INFORMATION GIVEN:

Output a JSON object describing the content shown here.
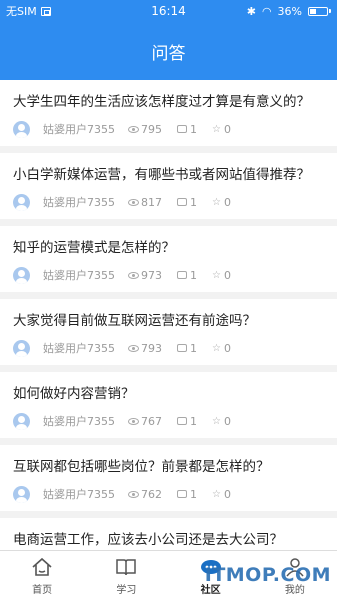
{
  "status_bar": {
    "carrier": "无SIM",
    "time": "16:14",
    "battery": "36%"
  },
  "header": {
    "title": "问答"
  },
  "questions": [
    {
      "title": "大学生四年的生活应该怎样度过才算是有意义的？",
      "user": "姑婆用户7355",
      "views": "795",
      "comments": "1",
      "stars": "0"
    },
    {
      "title": "小白学新媒体运营，有哪些书或者网站值得推荐？",
      "user": "姑婆用户7355",
      "views": "817",
      "comments": "1",
      "stars": "0"
    },
    {
      "title": "知乎的运营模式是怎样的？",
      "user": "姑婆用户7355",
      "views": "973",
      "comments": "1",
      "stars": "0"
    },
    {
      "title": "大家觉得目前做互联网运营还有前途吗？",
      "user": "姑婆用户7355",
      "views": "793",
      "comments": "1",
      "stars": "0"
    },
    {
      "title": "如何做好内容营销？",
      "user": "姑婆用户7355",
      "views": "767",
      "comments": "1",
      "stars": "0"
    },
    {
      "title": "互联网都包括哪些岗位？前景都是怎样的？",
      "user": "姑婆用户7355",
      "views": "762",
      "comments": "1",
      "stars": "0"
    },
    {
      "title": "电商运营工作，应该去小公司还是去大公司？",
      "user": "",
      "views": "",
      "comments": "",
      "stars": ""
    }
  ],
  "tabbar": {
    "items": [
      {
        "label": "首页",
        "icon": "home-icon"
      },
      {
        "label": "学习",
        "icon": "book-icon"
      },
      {
        "label": "社区",
        "icon": "community-icon"
      },
      {
        "label": "我的",
        "icon": "profile-icon"
      }
    ]
  },
  "watermark": {
    "text": "ITMOP.COM"
  },
  "colors": {
    "brand": "#2e8cf0",
    "background": "#f2f2f2",
    "text": "#222222",
    "meta": "#9a9a9a"
  }
}
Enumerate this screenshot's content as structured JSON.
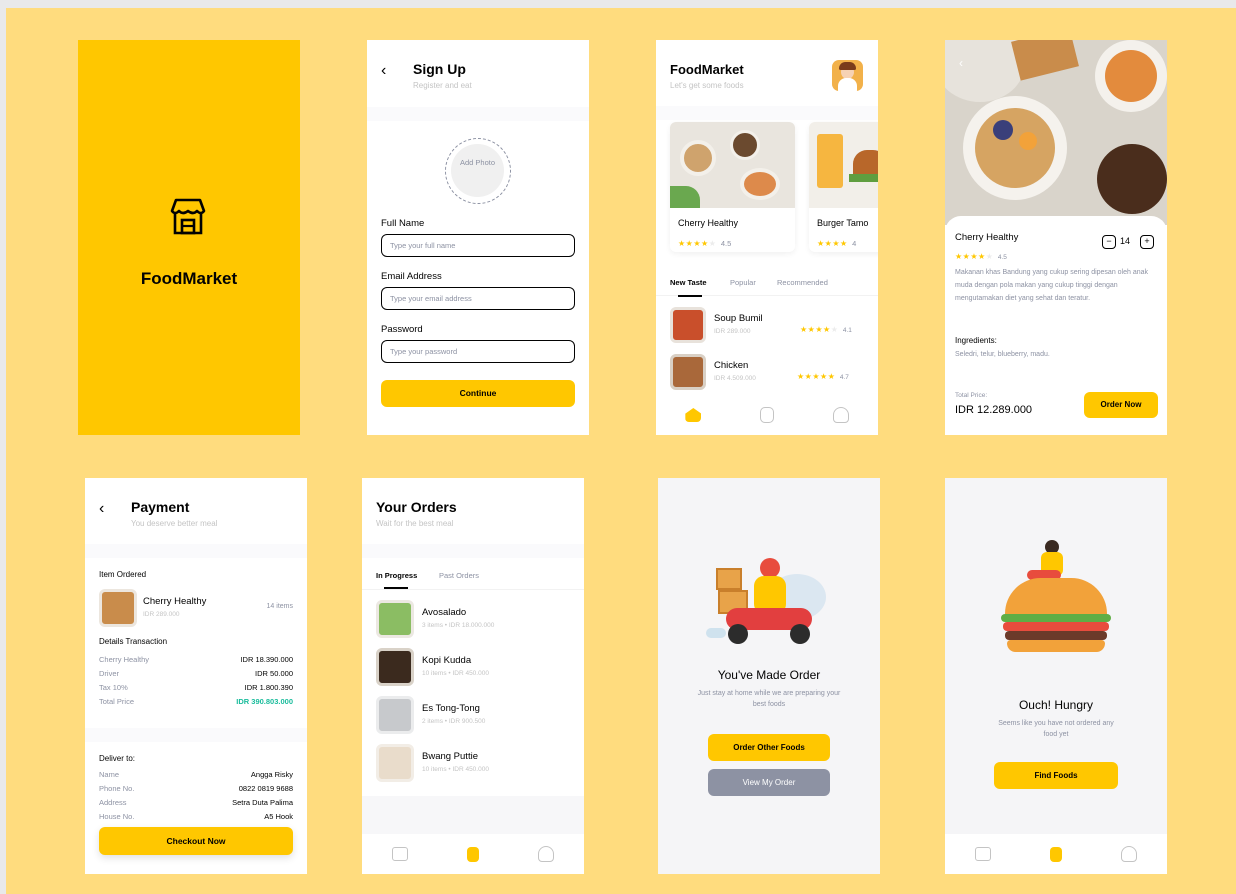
{
  "splash": {
    "brand": "FoodMarket"
  },
  "signup": {
    "title": "Sign Up",
    "subtitle": "Register and eat",
    "add_photo": "Add Photo",
    "fields": [
      {
        "label": "Full Name",
        "placeholder": "Type your full name"
      },
      {
        "label": "Email Address",
        "placeholder": "Type your email address"
      },
      {
        "label": "Password",
        "placeholder": "Type your password"
      }
    ],
    "continue_label": "Continue"
  },
  "home": {
    "title": "FoodMarket",
    "subtitle": "Let's get some foods",
    "cards": [
      {
        "name": "Cherry Healthy",
        "rating": "4.5",
        "stars": 4
      },
      {
        "name": "Burger Tamo",
        "rating": "4",
        "stars": 4
      }
    ],
    "tabs": [
      "New Taste",
      "Popular",
      "Recommended"
    ],
    "items": [
      {
        "name": "Soup Bumil",
        "price": "IDR 289.000",
        "rating": "4.1",
        "stars": 4
      },
      {
        "name": "Chicken",
        "price": "IDR 4.509.000",
        "rating": "4.7",
        "stars": 5
      }
    ]
  },
  "detail": {
    "name": "Cherry Healthy",
    "rating": "4.5",
    "stars": 4,
    "quantity": "14",
    "minus": "−",
    "plus": "+",
    "description": "Makanan khas Bandung yang cukup sering dipesan oleh anak muda dengan pola makan yang cukup tinggi dengan mengutamakan diet yang sehat dan teratur.",
    "ingredients_label": "Ingredients:",
    "ingredients": "Seledri, telur, blueberry, madu.",
    "total_label": "Total Price:",
    "total_value": "IDR 12.289.000",
    "order_label": "Order Now"
  },
  "payment": {
    "title": "Payment",
    "subtitle": "You deserve better meal",
    "item_ordered_label": "Item Ordered",
    "item": {
      "name": "Cherry Healthy",
      "price": "IDR 289.000",
      "qty": "14 items"
    },
    "details_label": "Details Transaction",
    "details": [
      {
        "k": "Cherry Healthy",
        "v": "IDR 18.390.000"
      },
      {
        "k": "Driver",
        "v": "IDR 50.000"
      },
      {
        "k": "Tax 10%",
        "v": "IDR 1.800.390"
      },
      {
        "k": "Total Price",
        "v": "IDR 390.803.000"
      }
    ],
    "deliver_label": "Deliver to:",
    "deliver": [
      {
        "k": "Name",
        "v": "Angga Risky"
      },
      {
        "k": "Phone No.",
        "v": "0822 0819 9688"
      },
      {
        "k": "Address",
        "v": "Setra Duta Palima"
      },
      {
        "k": "House No.",
        "v": "A5 Hook"
      }
    ],
    "checkout_label": "Checkout Now",
    "accent_total": "#1abc9c"
  },
  "orders": {
    "title": "Your Orders",
    "subtitle": "Wait for the best meal",
    "tabs": [
      "In Progress",
      "Past Orders"
    ],
    "items": [
      {
        "name": "Avosalado",
        "meta": "3 items • IDR 18.000.000"
      },
      {
        "name": "Kopi Kudda",
        "meta": "10 items • IDR 450.000"
      },
      {
        "name": "Es Tong-Tong",
        "meta": "2 items • IDR 900.500"
      },
      {
        "name": "Bwang Puttie",
        "meta": "10 items • IDR 450.000"
      }
    ]
  },
  "success": {
    "title": "You've Made Order",
    "message": "Just stay at home while we are preparing your best foods",
    "primary_label": "Order Other Foods",
    "secondary_label": "View My Order"
  },
  "empty": {
    "title": "Ouch! Hungry",
    "message": "Seems like you have not ordered any food yet",
    "button_label": "Find Foods"
  },
  "colors": {
    "accent": "#ffc700",
    "background": "#ffdc7e",
    "muted": "#8d92a3",
    "dark": "#020202"
  }
}
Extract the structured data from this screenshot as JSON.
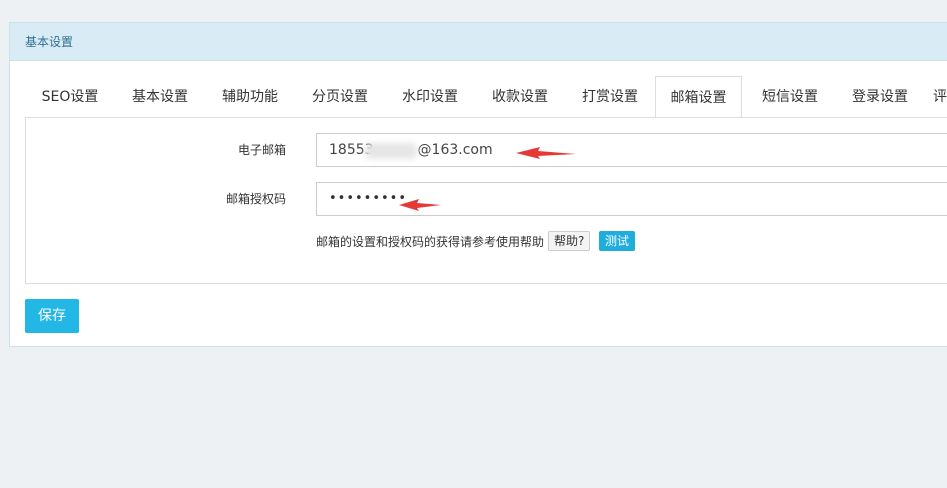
{
  "panel": {
    "title": "基本设置"
  },
  "tabs": [
    {
      "label": "SEO设置"
    },
    {
      "label": "基本设置"
    },
    {
      "label": "辅助功能"
    },
    {
      "label": "分页设置"
    },
    {
      "label": "水印设置"
    },
    {
      "label": "收款设置"
    },
    {
      "label": "打赏设置"
    },
    {
      "label": "邮箱设置",
      "active": true
    },
    {
      "label": "短信设置"
    },
    {
      "label": "登录设置"
    },
    {
      "label": "评"
    }
  ],
  "form": {
    "email_label": "电子邮箱",
    "email_value_prefix": "18553",
    "email_value_suffix": "@163.com",
    "auth_label": "邮箱授权码",
    "auth_value": "•••••••••",
    "help_text": "邮箱的设置和授权码的获得请参考使用帮助",
    "help_button": "帮助?",
    "test_button": "测试"
  },
  "save_button": "保存",
  "colors": {
    "accent": "#23b7e5",
    "heading_bg": "#d9ecf5",
    "annotation_arrow": "#e53935"
  }
}
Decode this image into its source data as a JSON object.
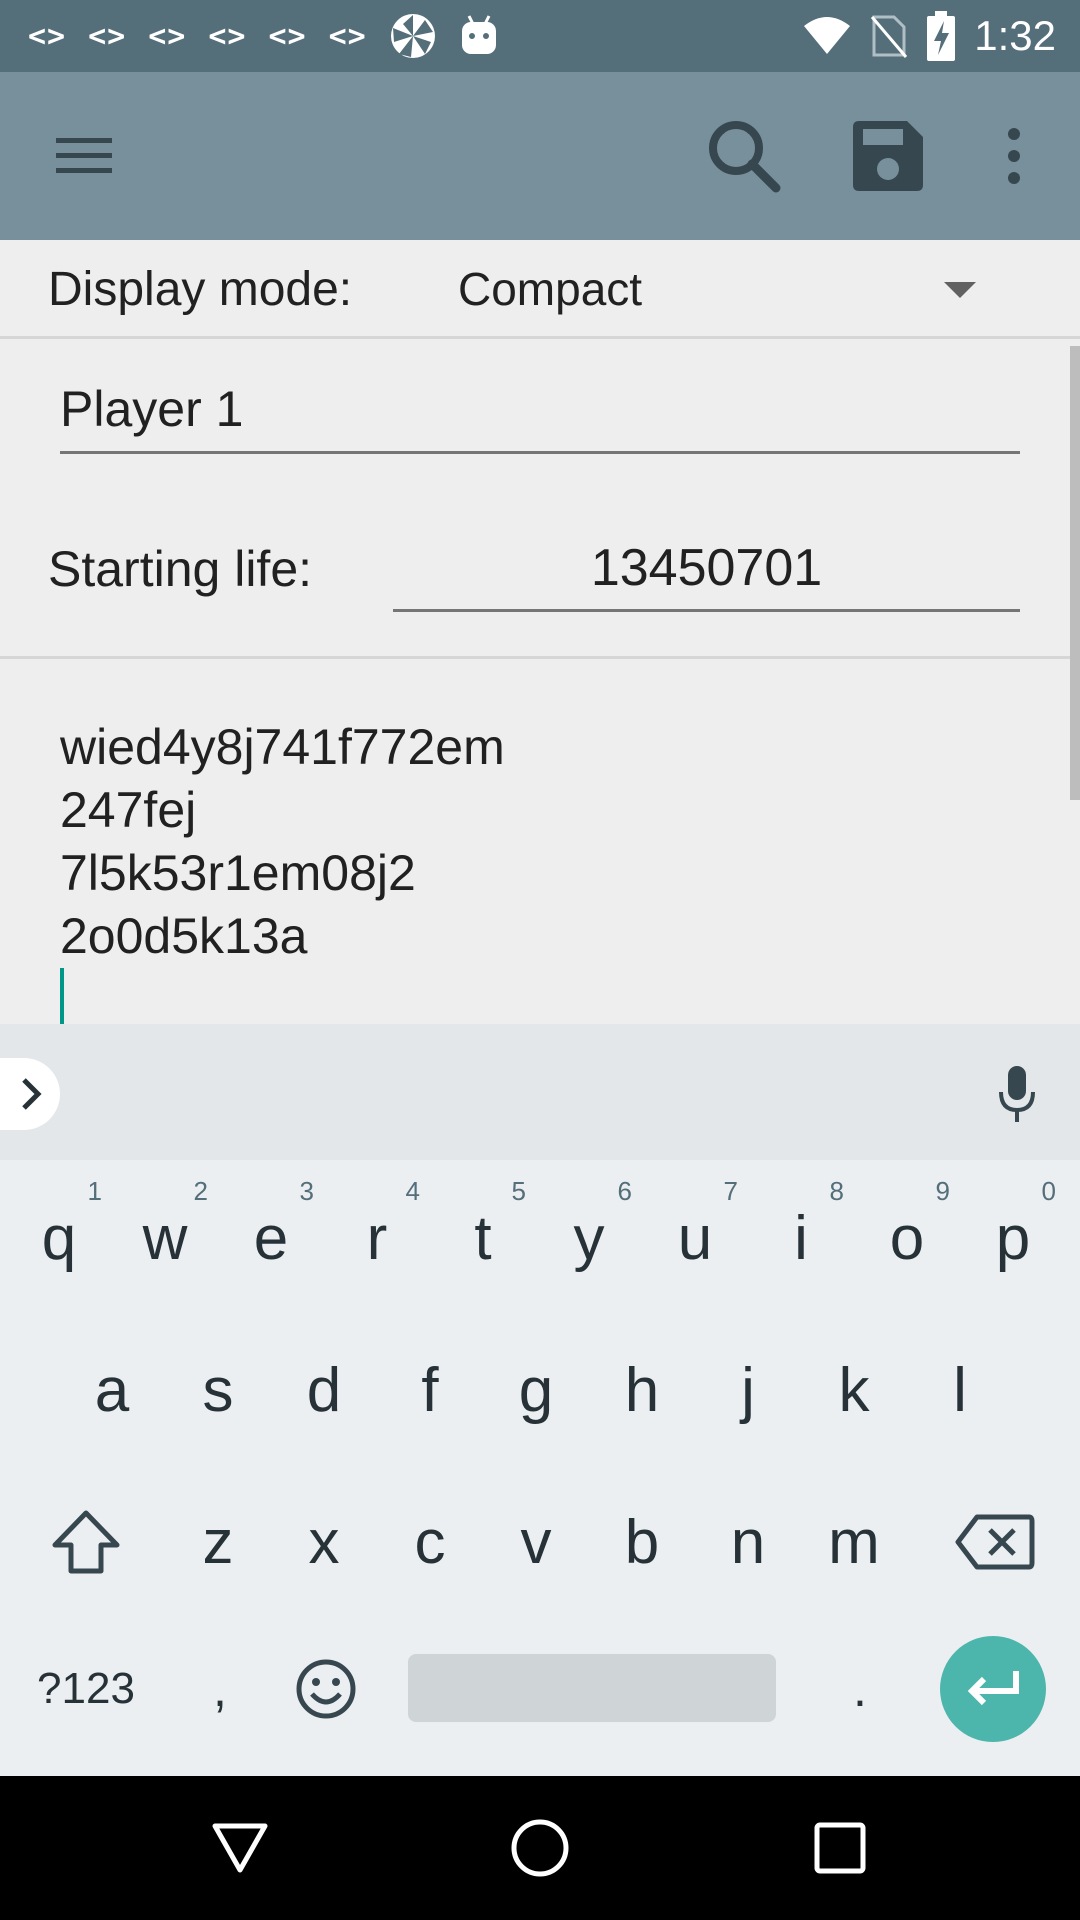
{
  "status_bar": {
    "notification_codes": [
      "<>",
      "<>",
      "<>",
      "<>",
      "<>",
      "<>"
    ],
    "icons": [
      "debug-code-icon",
      "pinwheel-icon",
      "android-icon",
      "wifi-icon",
      "no-sim-icon",
      "battery-charging-icon"
    ],
    "time": "1:32"
  },
  "toolbar": {
    "menu_icon": "hamburger-menu-icon",
    "search_icon": "search-icon",
    "save_icon": "save-icon",
    "overflow_icon": "more-vert-icon",
    "background": "#78909c"
  },
  "display_mode": {
    "label": "Display mode:",
    "value": "Compact"
  },
  "player": {
    "name": "Player 1",
    "starting_life_label": "Starting life:",
    "starting_life": "13450701"
  },
  "notes": {
    "lines": [
      "wied4y8j741f772em",
      "247fej",
      "7l5k53r1em08j2",
      "2o0d5k13a"
    ]
  },
  "keyboard": {
    "row1": [
      {
        "key": "q",
        "hint": "1"
      },
      {
        "key": "w",
        "hint": "2"
      },
      {
        "key": "e",
        "hint": "3"
      },
      {
        "key": "r",
        "hint": "4"
      },
      {
        "key": "t",
        "hint": "5"
      },
      {
        "key": "y",
        "hint": "6"
      },
      {
        "key": "u",
        "hint": "7"
      },
      {
        "key": "i",
        "hint": "8"
      },
      {
        "key": "o",
        "hint": "9"
      },
      {
        "key": "p",
        "hint": "0"
      }
    ],
    "row2": [
      "a",
      "s",
      "d",
      "f",
      "g",
      "h",
      "j",
      "k",
      "l"
    ],
    "row3": [
      "z",
      "x",
      "c",
      "v",
      "b",
      "n",
      "m"
    ],
    "symbols_label": "?123",
    "comma": ",",
    "period": ".",
    "accent": "#4db6ac"
  },
  "nav_bar": {
    "icons": [
      "back-icon",
      "home-icon",
      "recents-icon"
    ]
  }
}
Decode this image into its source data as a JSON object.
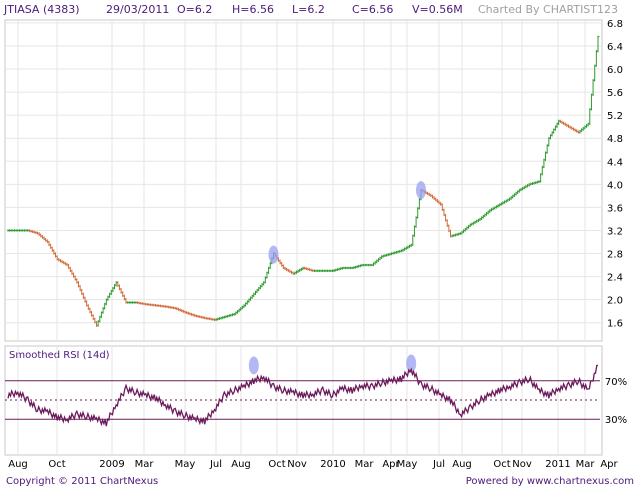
{
  "header": {
    "symbol": "JTIASA (4383)",
    "date": "29/03/2011",
    "open": "O=6.2",
    "high": "H=6.56",
    "low": "L=6.2",
    "close": "C=6.56",
    "volume": "V=0.56M",
    "charted_by": "Charted By CHARTIST123"
  },
  "footer": {
    "copyright": "Copyright © 2011 ChartNexus",
    "powered_by": "Powered by www.chartnexus.com"
  },
  "colors": {
    "up": "#2e9a2e",
    "down": "#d06a3a",
    "rsi_line": "#6b1a5a",
    "rsi_band": "#6b1a5a",
    "grid": "#e6e6e6",
    "highlight": "#9aa0f0",
    "text": "#4b1a7a"
  },
  "chart_data": [
    {
      "type": "line",
      "title": "",
      "series": [
        {
          "values": [
            3.2,
            3.2,
            3.2,
            3.15,
            3.0,
            2.7,
            2.6,
            2.3,
            1.9,
            1.55,
            2.0,
            2.3,
            1.95,
            1.95,
            1.92,
            1.9,
            1.88,
            1.85,
            1.78,
            1.72,
            1.68,
            1.65,
            1.7,
            1.75,
            1.9,
            2.1,
            2.3,
            2.8,
            2.55,
            2.45,
            2.55,
            2.5,
            2.5,
            2.5,
            2.55,
            2.55,
            2.6,
            2.6,
            2.75,
            2.8,
            2.85,
            2.95,
            3.9,
            3.8,
            3.65,
            3.1,
            3.15,
            3.3,
            3.4,
            3.55,
            3.65,
            3.75,
            3.9,
            4.0,
            4.05,
            4.8,
            5.1,
            5.0,
            4.9,
            5.05,
            6.56
          ]
        }
      ],
      "y_ticks": [
        "1.6",
        "2.0",
        "2.4",
        "2.8",
        "3.2",
        "3.6",
        "4.0",
        "4.4",
        "4.8",
        "5.2",
        "5.6",
        "6.0",
        "6.4",
        "6.8"
      ],
      "ylim": [
        1.3,
        6.85
      ],
      "x_ticks": [
        "Aug",
        "Oct",
        "2009",
        "Mar",
        "May",
        "Jul",
        "Aug",
        "Oct",
        "Nov",
        "2010",
        "Mar",
        "Apr",
        "May",
        "Jul",
        "Aug",
        "Oct",
        "Nov",
        "2011",
        "Mar",
        "Apr"
      ],
      "grid": true
    },
    {
      "type": "line",
      "title": "Smoothed RSI (14d)",
      "series": [
        {
          "values": [
            55,
            58,
            50,
            40,
            38,
            32,
            30,
            35,
            33,
            30,
            26,
            45,
            62,
            58,
            55,
            52,
            45,
            38,
            34,
            30,
            28,
            40,
            55,
            60,
            64,
            70,
            74,
            64,
            60,
            58,
            55,
            56,
            60,
            55,
            62,
            60,
            65,
            64,
            68,
            70,
            72,
            82,
            66,
            62,
            55,
            50,
            35,
            42,
            50,
            55,
            60,
            64,
            68,
            72,
            60,
            55,
            62,
            65,
            70,
            60,
            86
          ]
        }
      ],
      "y_ticks": [
        "70%",
        "30%"
      ],
      "ylim": [
        0,
        100
      ],
      "bands": [
        70,
        50,
        30
      ],
      "grid": false
    }
  ]
}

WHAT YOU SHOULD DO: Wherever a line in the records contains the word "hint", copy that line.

OUTPUT OF THE EXERCISE:
        "hint": "1"
        "hint": "2"
        "hint": "3"
        "hint": "4"
        "hint": "5"
        "hint": "6"
        "hint": "7"
        "hint": "8"
        "hint": "9"
        "hint": "0"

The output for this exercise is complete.